We find out later in the chapter that Goliath does this each day for forty days or more.

Yet no one comes out to fight against him.

III. Greatly Afraid of our Problems?

In fact, we hear,

11 When Saul and all Israel heard these words of the Philistine, they were dismayed and greatly afraid.

Is this where we are as well? Afraid of our problems. I think it would be disingenuous to say otherwise. It is of our nature to avoid our problems, or procrastinate, or maybe even we are unable to solve them.

Our problems are all around us, like an army. It can be overwhelming.

And your same problem calls out for 40 days, or 40 years!

I really should … fill in the blank.
I really should … lose 10 lbs.
I really should … finish up that project I started.
I really should … get back to that old friend.

But for 40 days or 40 years, nothing happens.

Maybe the Israelites were hoping Goliath would go away.

Occasionally that works. I remember coming back from a week or two vacation on one of my jobs and reading my email. The first day “there is this giant problem you need to solve.” Oh no. And its like Smokey the Bear “ONLY YOU can solve this problem.” Then, a few days later, another email “Oh, looks like you’re on vacation … we solved it.” That happens occasionally, but that’s not usually the case.

The problem is only solved if it is addressed.

IV. Comfort in Our Representative

Goliath is called a champion. This doesn’t mean that he wins lots of fights, though he may well have. The Hebrew actual means “a man between two” or “a person, who, on behalf of his on people, sought to determine a national quarrel by engaging in single combat with a chosen warrior in the opposing army.”

A champion is a “stand-between,” a representative who risks his life rather than whole army risking theirs.

The Bible often has a representative approach. That is the way it is with us and Christ. He is our representative.

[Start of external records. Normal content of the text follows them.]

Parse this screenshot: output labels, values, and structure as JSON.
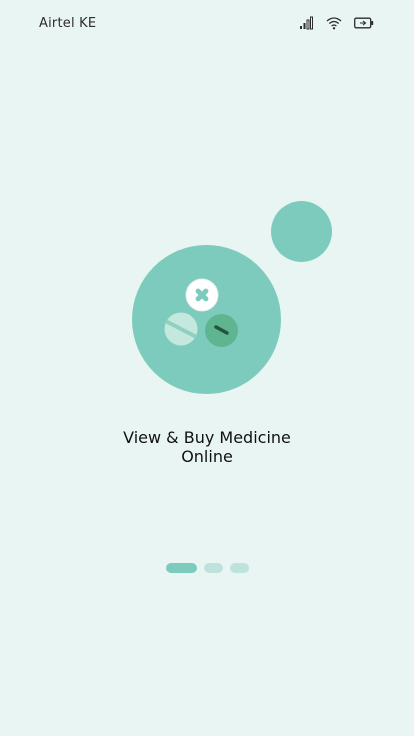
{
  "status_bar": {
    "carrier": "Airtel KE",
    "icons": [
      "signal-icon",
      "wifi-icon",
      "battery-icon"
    ]
  },
  "onboarding": {
    "title_line1": "View & Buy Medicine",
    "title_line2": "Online",
    "pages_total": 3,
    "current_page": 1
  },
  "colors": {
    "background": "#e9f5f2",
    "accent": "#7ccbbc",
    "dot_inactive": "#bfe3dc"
  }
}
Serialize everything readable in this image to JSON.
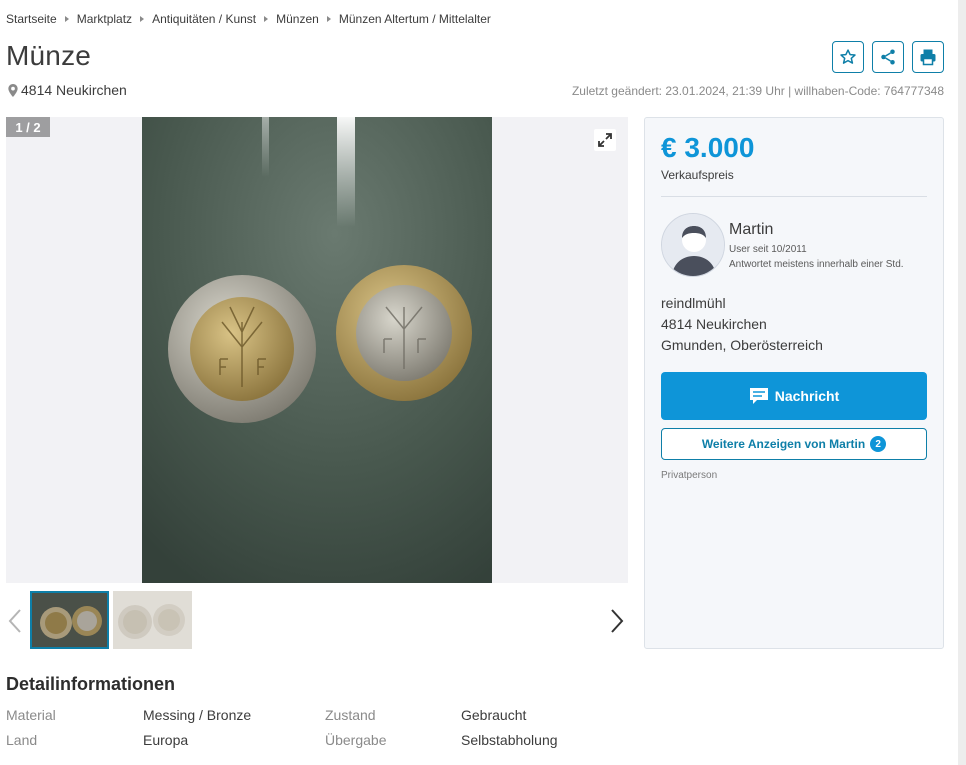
{
  "breadcrumb": [
    "Startseite",
    "Marktplatz",
    "Antiquitäten / Kunst",
    "Münzen",
    "Münzen Altertum / Mittelalter"
  ],
  "listing": {
    "title": "Münze",
    "location": "4814 Neukirchen",
    "meta": "Zuletzt geändert: 23.01.2024, 21:39 Uhr | willhaben-Code: 764777348"
  },
  "gallery": {
    "counter": "1 / 2",
    "image_count": 2,
    "current_index": 1
  },
  "seller": {
    "price": "€ 3.000",
    "price_label": "Verkaufspreis",
    "name": "Martin",
    "since": "User seit 10/2011",
    "response": "Antwortet meistens innerhalb einer Std.",
    "address": [
      "reindlmühl",
      "4814 Neukirchen",
      "Gmunden, Oberösterreich"
    ],
    "message_button": "Nachricht",
    "more_button": "Weitere Anzeigen von Martin",
    "more_count": "2",
    "seller_type": "Privatperson"
  },
  "details": {
    "title": "Detailinformationen",
    "rows": [
      {
        "label": "Material",
        "value": "Messing / Bronze"
      },
      {
        "label": "Zustand",
        "value": "Gebraucht"
      },
      {
        "label": "Land",
        "value": "Europa"
      },
      {
        "label": "Übergabe",
        "value": "Selbstabholung"
      }
    ]
  },
  "colors": {
    "accent": "#0e95d8",
    "accent_dark": "#0e7fa8",
    "photo_bg": "#44554b"
  },
  "icons": [
    "map-pin-icon",
    "star-icon",
    "share-icon",
    "print-icon",
    "expand-icon",
    "chat-icon",
    "chevron-left-icon",
    "chevron-right-icon"
  ]
}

This isn’t to say that Goliath is a type of Christ, but it is to say that this is the Hebrew, Biblical thinking. Representatives are common.

And to our GIANT PROBLEM, we have an even bigger solution.

A representative. Not David, but Christ.

And he not only defeats Satan, but our other giant problem, Sin.

The key text is Romans 5:12-21.

It is a text that explains that Adam is our representative in sin. When he sinned, we sinned. But the good news is that life comes through Christ, our representative, or federal head of salvation.

[Rom 5:12-21 ESV] 12 Therefore, just as sin came into the world through one man, and death through sin, and so death spread to all men because all sinned– 13 for sin indeed was in the world before the law was given, but sin is not counted where there is no law. 14 Yet death reigned from Adam to Moses, even over those whose sinning was not like the transgression of Adam, who was a type of the one who was to come. 15 But the free gift is not like the trespass. For if many died through one man’s trespass, much more have the grace of God and the free gift by the grace of that one man Jesus Christ abounded for many. 16 And the free gift is not like the result of that one man’s sin. For the judgment following one trespass brought condemnation, but the free gift following many trespasses brought justification. 17 For if, because of one man’s trespass, death reigned through that one man, much more will those who receive the abundance of grace and the free gift of righteousness reign in life through the one man Jesus Christ. 18 Therefore, as one trespass led to condemnation for all men, so one act of righteousness leads to justification and life for all men. 19 For as by the one man’s disobedience the many were made sinners, so by the one man’s obedience the many will be made righteous. 20 Now the law came in to increase the trespass, but where sin increased, grace abounded all the more, 21 so that, as sin reigned in death, grace also might reign through righteousness leading to eternal life through Jesus Christ our Lord.

 

And if God can conquer Sin and Satan — these giant problems — what does that make our other daily problems look like? Our giant problems suddenly look quiet small. Quite manageable. And with the Lord, all can be conquered.

Even our giant problems.

The Lord is bigger than our giant problems. Let us trust in him. Let us pray.